My friends, I think I have a problem. They always say the first step is admitting you have a problem– “they” being psychologists and my parents and leaders of Alcoholics Anonymous meetings if the movies are accurate– and I think it’s time to address this head-on.
I am a concert junkie.
When I was four years old, I saw the Barenaked Ladies in their underwear. It was at an outdoor concert– yes, my parents brought me to an outdoor BNL concert when I was four– but I don’t remember a whole lot about the music. (I mean I’m sure it was awesome, it was the freaking Barenaked Ladies, but I’ve been told I was too busy napping to notice.) All I remember is waking up on a blanket in the grass to find four grown men in their underwear staring at me from a huge-ass 90’s Jumbotron. And then– try to contain your giggles– these four grown-up people walked out on stage, in their underwear, and started playing saxophones. One of my fondest memories to this day.

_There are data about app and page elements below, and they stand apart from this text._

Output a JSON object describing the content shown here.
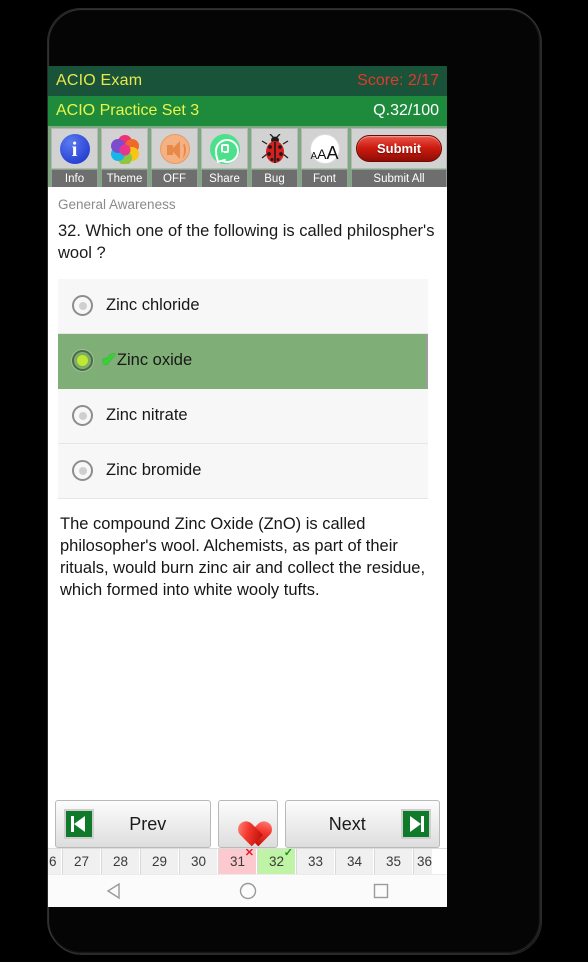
{
  "header": {
    "app_title": "ACIO Exam",
    "score_label": "Score: 2/17",
    "set_title": "ACIO Practice Set 3",
    "question_counter": "Q.32/100",
    "title_bar_color": "#18533a",
    "sub_bar_color": "#1e8b3c",
    "title_text_color": "#e8e84a",
    "score_text_color": "#e03b2a"
  },
  "toolbar": {
    "items": [
      {
        "icon": "info-icon",
        "label": "Info"
      },
      {
        "icon": "theme-palette-icon",
        "label": "Theme"
      },
      {
        "icon": "speaker-off-icon",
        "label": "OFF"
      },
      {
        "icon": "whatsapp-share-icon",
        "label": "Share"
      },
      {
        "icon": "ladybug-icon",
        "label": "Bug"
      },
      {
        "icon": "font-size-icon",
        "label": "Font"
      }
    ],
    "submit_button": "Submit",
    "submit_label": "Submit All",
    "submit_color": "#cf1c10"
  },
  "question": {
    "subject": "General Awareness",
    "text": "32. Which one of the following is called philospher's wool ?",
    "options": [
      {
        "text": "Zinc chloride",
        "selected": false,
        "correct": false
      },
      {
        "text": "Zinc oxide",
        "selected": true,
        "correct": true
      },
      {
        "text": "Zinc nitrate",
        "selected": false,
        "correct": false
      },
      {
        "text": "Zinc bromide",
        "selected": false,
        "correct": false
      }
    ],
    "selected_bg_color": "#7fae77",
    "check_mark": "✔",
    "explanation": "The compound Zinc Oxide (ZnO) is called philosopher's wool. Alchemists, as part of their rituals, would burn zinc air and collect the residue, which formed into white wooly tufts."
  },
  "nav": {
    "prev_label": "Prev",
    "next_label": "Next",
    "favourite_icon": "heart-icon",
    "first_icon": "skip-to-first-icon",
    "last_icon": "skip-to-last-icon"
  },
  "question_strip": {
    "cells": [
      {
        "number": "6",
        "state": "partial-left",
        "mark": ""
      },
      {
        "number": "27",
        "state": "none",
        "mark": ""
      },
      {
        "number": "28",
        "state": "none",
        "mark": ""
      },
      {
        "number": "29",
        "state": "none",
        "mark": ""
      },
      {
        "number": "30",
        "state": "none",
        "mark": ""
      },
      {
        "number": "31",
        "state": "wrong",
        "mark": "✕"
      },
      {
        "number": "32",
        "state": "right",
        "mark": "✓"
      },
      {
        "number": "33",
        "state": "none",
        "mark": ""
      },
      {
        "number": "34",
        "state": "none",
        "mark": ""
      },
      {
        "number": "35",
        "state": "none",
        "mark": ""
      },
      {
        "number": "36",
        "state": "partial-right",
        "mark": ""
      }
    ],
    "wrong_color": "#fcc9cf",
    "right_color": "#bff3a6"
  },
  "system_nav": {
    "back": "back-triangle-icon",
    "home": "home-circle-icon",
    "recents": "recents-square-icon"
  }
}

With a first concert experience like that, how could I not get hooked?
BNL was a tough act to follow, but elementary school brought in some big names. I saw Britney Spears (like, I’m not a girl, not yet a wooooman Britney Spears), Kelly Clarkson (I HAVE HAZEL EYES TOO! I resisted shouting from the balcony), and the Cheetah Girls (minus Raven Symone, but they still brought down the house).
Middle school was the KISS 108 Concert phase, the stand-in-the-rain-for-six-hours-to-see-Flo-Rida-years. If you don’t live in the Boston area, our “today’s greatest hits” radio station has a pop concert bonanza every spring. My cousin Kristina and her dad somehow managed to score cheap tickets for three years in a row, so we saw a lot of artists who hit the twelve-year-old-girl demographic square in the braces: Rihanna, the Jonas Brothers, Dashboard Confessional, Boys Like Girls. Out of all of those, I actually think the Jonas Brothers were the best performers. (They cartwheeled better than they sang, but damn, could they cartwheel.)

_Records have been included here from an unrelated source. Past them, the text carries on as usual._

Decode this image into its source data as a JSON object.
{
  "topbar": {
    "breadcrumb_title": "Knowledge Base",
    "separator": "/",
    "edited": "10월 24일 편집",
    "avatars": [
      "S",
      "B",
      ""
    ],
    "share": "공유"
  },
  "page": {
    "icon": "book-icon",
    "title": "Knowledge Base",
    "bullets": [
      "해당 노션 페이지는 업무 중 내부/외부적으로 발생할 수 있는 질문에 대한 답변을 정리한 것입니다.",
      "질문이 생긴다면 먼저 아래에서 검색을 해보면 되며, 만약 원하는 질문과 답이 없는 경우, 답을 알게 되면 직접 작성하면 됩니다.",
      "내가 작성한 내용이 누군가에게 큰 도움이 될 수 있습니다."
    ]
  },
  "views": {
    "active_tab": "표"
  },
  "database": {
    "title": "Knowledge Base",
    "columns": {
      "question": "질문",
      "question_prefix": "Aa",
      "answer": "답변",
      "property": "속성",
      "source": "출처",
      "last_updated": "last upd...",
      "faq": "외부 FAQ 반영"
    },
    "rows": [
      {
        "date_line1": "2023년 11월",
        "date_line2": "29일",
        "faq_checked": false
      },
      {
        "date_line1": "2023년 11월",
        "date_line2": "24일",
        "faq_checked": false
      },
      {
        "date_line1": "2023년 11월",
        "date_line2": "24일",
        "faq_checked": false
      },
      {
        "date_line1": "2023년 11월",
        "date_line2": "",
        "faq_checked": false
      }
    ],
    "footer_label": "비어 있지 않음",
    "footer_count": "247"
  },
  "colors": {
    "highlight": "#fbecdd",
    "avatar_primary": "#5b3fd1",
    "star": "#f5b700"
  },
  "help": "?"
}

High school brought Mat Kearney and Coldplay, and more importantly, my first real experience with the rush. Because that’s what a good concert is– a rush. The song you’ve listened to for years, the one with the lyrics you wish you had written or the refrain that makes your head spin, the band is playing it right now, and you can feel it in your forehead and your chest and your fingertips. You are the music. You’re not thinking about anything but your feet on the ground and your hands in the air and the bass that feels like it’s beating your heart.
(I didn’t take the video, but the concert I went to looked a lot like this. The wristband lights are genius. You go, Coldplay.)
And since I got to college, I’ve been chasing that rush like there’s no tomorrow. I’ve never met a $26 concert ticket I didn’t like. (For some reason they’re always $26.) In the last year I’ve seen Ingrid Michaelson, Into It. Over It., Macklemore, Passenger, and Kendrick Lamar. Last Friday my friend Sean and I saw Macklemore, again. (He rocked it, again.) This Friday some wonderful lady friends and I are going to see The Mowgli’s. And Julie just bought us tickets to see Kodaline in February. (We’ve bought so many tickets lately that Ticketmaster has started sending us emails just to say hi.)
Like I said, I might have a problem.
But you know what? This might be the best problem I’ve ever had. Sure, I might not be able to buy new clothes for the next ten years because all my money is going to concerts, but my doctor told me I stopped growing when I was fifteen so that totally shouldn’t be a problem. Bottom line: if your favorite band is coming to your city, go. The rush is worth it every time.
Author’s Note: This post was indeed an excuse to gush about my music wrapped in a story about my addiction to concerts. Click on the links and dance around in your underwear, I promise you won’t be sorry.